I am often asked by people who are considering filing bankruptcy what the downsides to filing are. After helping hundreds of clients recover from financial difficulties, frankly, I haven’t seen very few. The people I have helped have been able to recover from overwhelming debt, stop garnishments and harassing debt collectors, and been able to rebuild their credit score faster than any of the non-bankruptcy options they might have had.
However, when it comes to leasing a new home or apartment, people who filed bankruptcy recently can run into landlords and property managers who refuse to rent them. Those landlords usually own larger, multi-unit properties. I usually recommend that my clients look into smaller properties if they need to lease a home after they file, including someone who is renting. These property owners seem to be more accommodating to people in my clients’ position.

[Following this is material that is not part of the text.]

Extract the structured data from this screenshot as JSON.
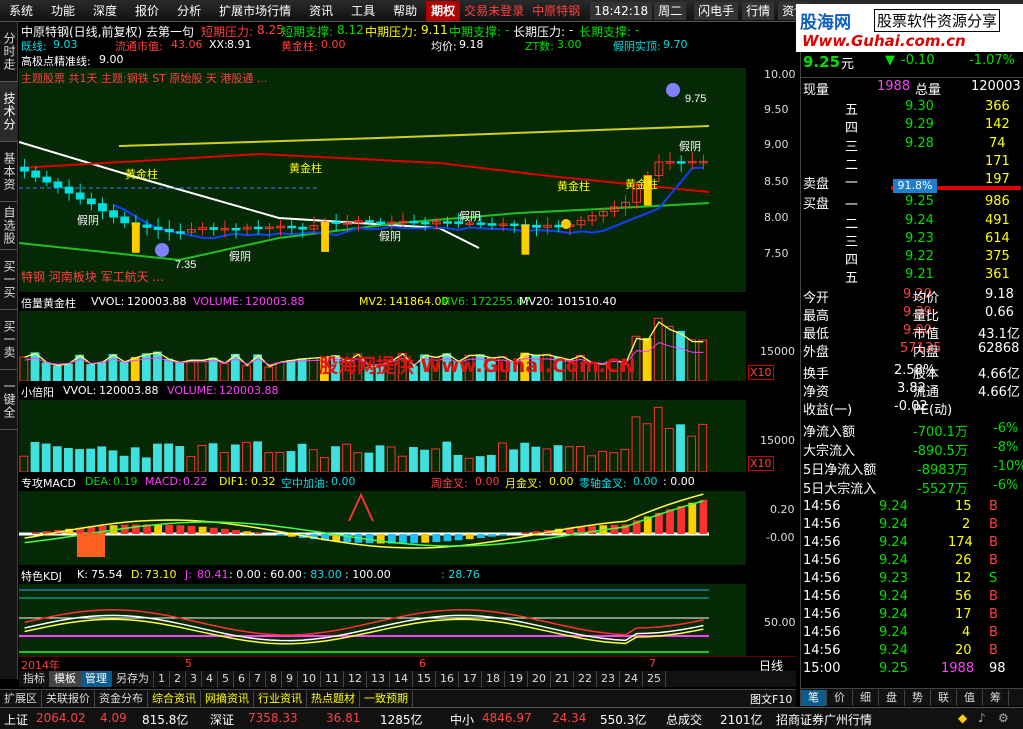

Keep in mind that although your current landlord will get notice of your bankruptcy filing (as required by the bankruptcy code), you can’t be evicted for filing bankruptcy. On the other hand, if you need to terminate a lease before the end of your rental term, bankruptcy will prevent the landlord from coming after you for any unpaid rent.
If you have questions about how filing bankruptcy could affect you, we hope you’ll visit us for a free consultation with an experienced bankruptcy attorney in Denver, Colorado. You can schedule an in-person consultation by calling us at 303.331.3403, or you can schedule a phone consultation by clicking here.